Start of ENTRIES SHOWN

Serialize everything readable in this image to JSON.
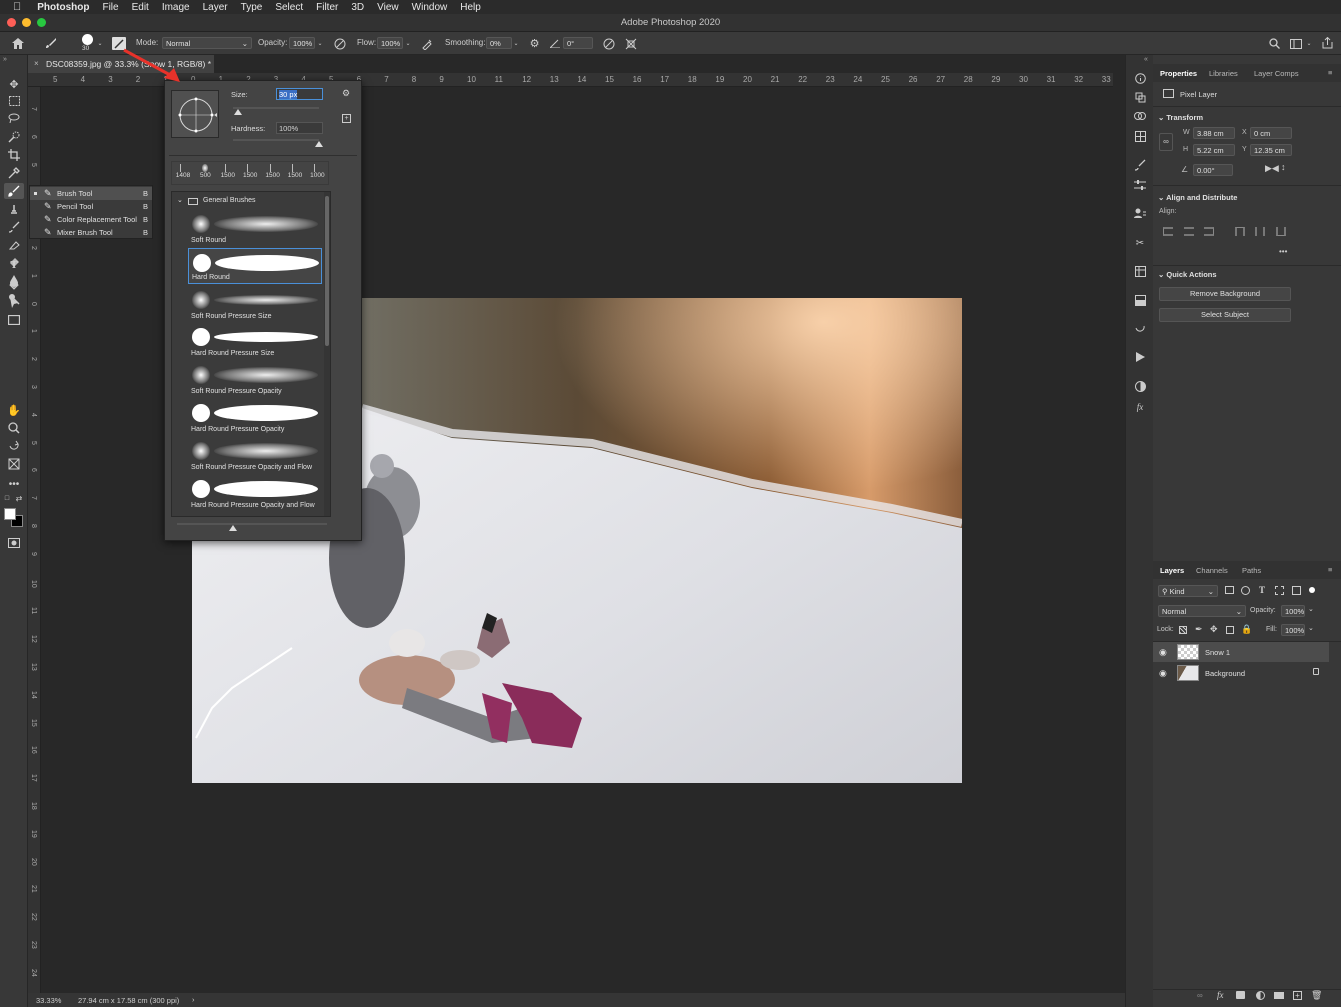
{
  "menubar": {
    "apple_icon": "apple-icon",
    "items": [
      "Photoshop",
      "File",
      "Edit",
      "Image",
      "Layer",
      "Type",
      "Select",
      "Filter",
      "3D",
      "View",
      "Window",
      "Help"
    ]
  },
  "window": {
    "title": "Adobe Photoshop 2020"
  },
  "options": {
    "brush_size": "30",
    "mode_label": "Mode:",
    "mode_value": "Normal",
    "opacity_label": "Opacity:",
    "opacity_value": "100%",
    "flow_label": "Flow:",
    "flow_value": "100%",
    "smoothing_label": "Smoothing:",
    "smoothing_value": "0%",
    "angle_value": "0°"
  },
  "document": {
    "tab_title": "DSC08359.jpg @ 33.3% (Snow 1, RGB/8) *"
  },
  "ruler": {
    "top": [
      "5",
      "4",
      "3",
      "2",
      "1",
      "0",
      "1",
      "2",
      "3",
      "4",
      "5",
      "6",
      "7",
      "8",
      "9",
      "10",
      "11",
      "12",
      "13",
      "14",
      "15",
      "16",
      "17",
      "18",
      "19",
      "20",
      "21",
      "22",
      "23",
      "24",
      "25",
      "26",
      "27",
      "28",
      "29",
      "30",
      "31",
      "32",
      "33"
    ],
    "left": [
      "7",
      "6",
      "5",
      "4",
      "3",
      "2",
      "1",
      "0",
      "1",
      "2",
      "3",
      "4",
      "5",
      "6",
      "7",
      "8",
      "9",
      "10",
      "11",
      "12",
      "13",
      "14",
      "15",
      "16",
      "17",
      "18",
      "19",
      "20",
      "21",
      "22",
      "23",
      "24"
    ]
  },
  "status": {
    "zoom": "33.33%",
    "doc_info": "27.94 cm x 17.58 cm (300 ppi)"
  },
  "tool_flyout": {
    "items": [
      {
        "label": "Brush Tool",
        "key": "B",
        "icon": "brush-icon"
      },
      {
        "label": "Pencil Tool",
        "key": "B",
        "icon": "pencil-icon"
      },
      {
        "label": "Color Replacement Tool",
        "key": "B",
        "icon": "color-replacement-icon"
      },
      {
        "label": "Mixer Brush Tool",
        "key": "B",
        "icon": "mixer-brush-icon"
      }
    ]
  },
  "brush_picker": {
    "size_label": "Size:",
    "size_value": "30 px",
    "hardness_label": "Hardness:",
    "hardness_value": "100%",
    "size_fraction": 0.06,
    "hardness_fraction": 1.0,
    "recent_sizes": [
      "1408",
      "500",
      "1500",
      "1500",
      "1500",
      "1500",
      "1000"
    ],
    "folder": "General Brushes",
    "brushes": [
      {
        "name": "Soft Round",
        "selected": false
      },
      {
        "name": "Hard Round",
        "selected": true
      },
      {
        "name": "Soft Round Pressure Size",
        "selected": false
      },
      {
        "name": "Hard Round Pressure Size",
        "selected": false
      },
      {
        "name": "Soft Round Pressure Opacity",
        "selected": false
      },
      {
        "name": "Hard Round Pressure Opacity",
        "selected": false
      },
      {
        "name": "Soft Round Pressure Opacity and Flow",
        "selected": false
      },
      {
        "name": "Hard Round Pressure Opacity and Flow",
        "selected": false
      }
    ]
  },
  "properties": {
    "tabs": [
      "Properties",
      "Libraries",
      "Layer Comps"
    ],
    "layer_type": "Pixel Layer",
    "transform": {
      "title": "Transform",
      "w_label": "W",
      "w": "3.88 cm",
      "x_label": "X",
      "x": "0 cm",
      "h_label": "H",
      "h": "5.22 cm",
      "y_label": "Y",
      "y": "12.35 cm",
      "angle": "0.00°"
    },
    "align": {
      "title": "Align and Distribute",
      "label": "Align:"
    },
    "quick_actions": {
      "title": "Quick Actions",
      "remove_bg": "Remove Background",
      "select_subject": "Select Subject"
    }
  },
  "layers": {
    "tabs": [
      "Layers",
      "Channels",
      "Paths"
    ],
    "filter": "Kind",
    "blend": "Normal",
    "opacity_label": "Opacity:",
    "opacity": "100%",
    "lock_label": "Lock:",
    "fill_label": "Fill:",
    "fill": "100%",
    "items": [
      {
        "name": "Snow 1",
        "selected": true,
        "visible": true,
        "locked": false
      },
      {
        "name": "Background",
        "selected": false,
        "visible": true,
        "locked": true
      }
    ]
  },
  "colors": {
    "accent": "#4a90d9",
    "arrow": "#e8322a"
  }
}
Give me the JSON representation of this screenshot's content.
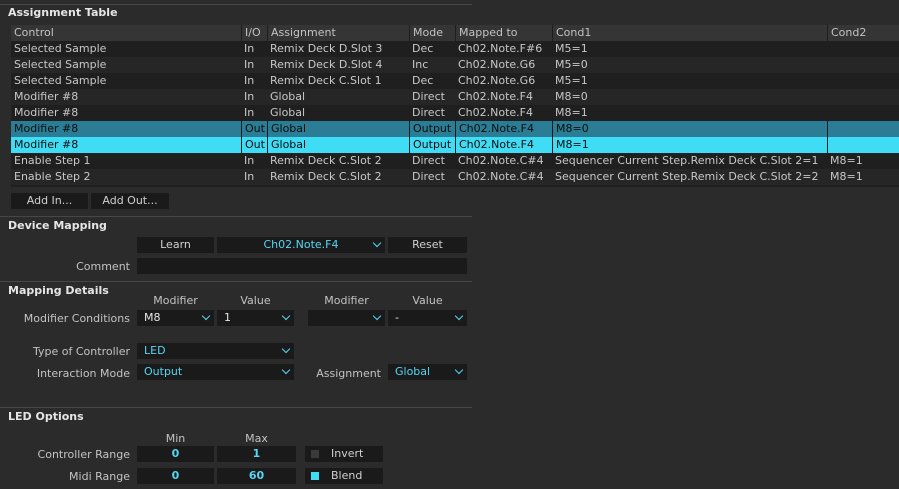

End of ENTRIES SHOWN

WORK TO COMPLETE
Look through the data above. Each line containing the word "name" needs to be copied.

SOLUTION FOR THIS EXERCISE
        "name": "Soft Round",
        "name": "Hard Round",
        "name": "Soft Round Pressure Size",
        "name": "Hard Round Pressure Size",
        "name": "Soft Round Pressure Opacity",
        "name": "Hard Round Pressure Opacity",
        "name": "Soft Round Pressure Opacity and Flow",
        "name": "Hard Round Pressure Opacity and Flow",
        "name": "Snow 1",
        "name": "Background",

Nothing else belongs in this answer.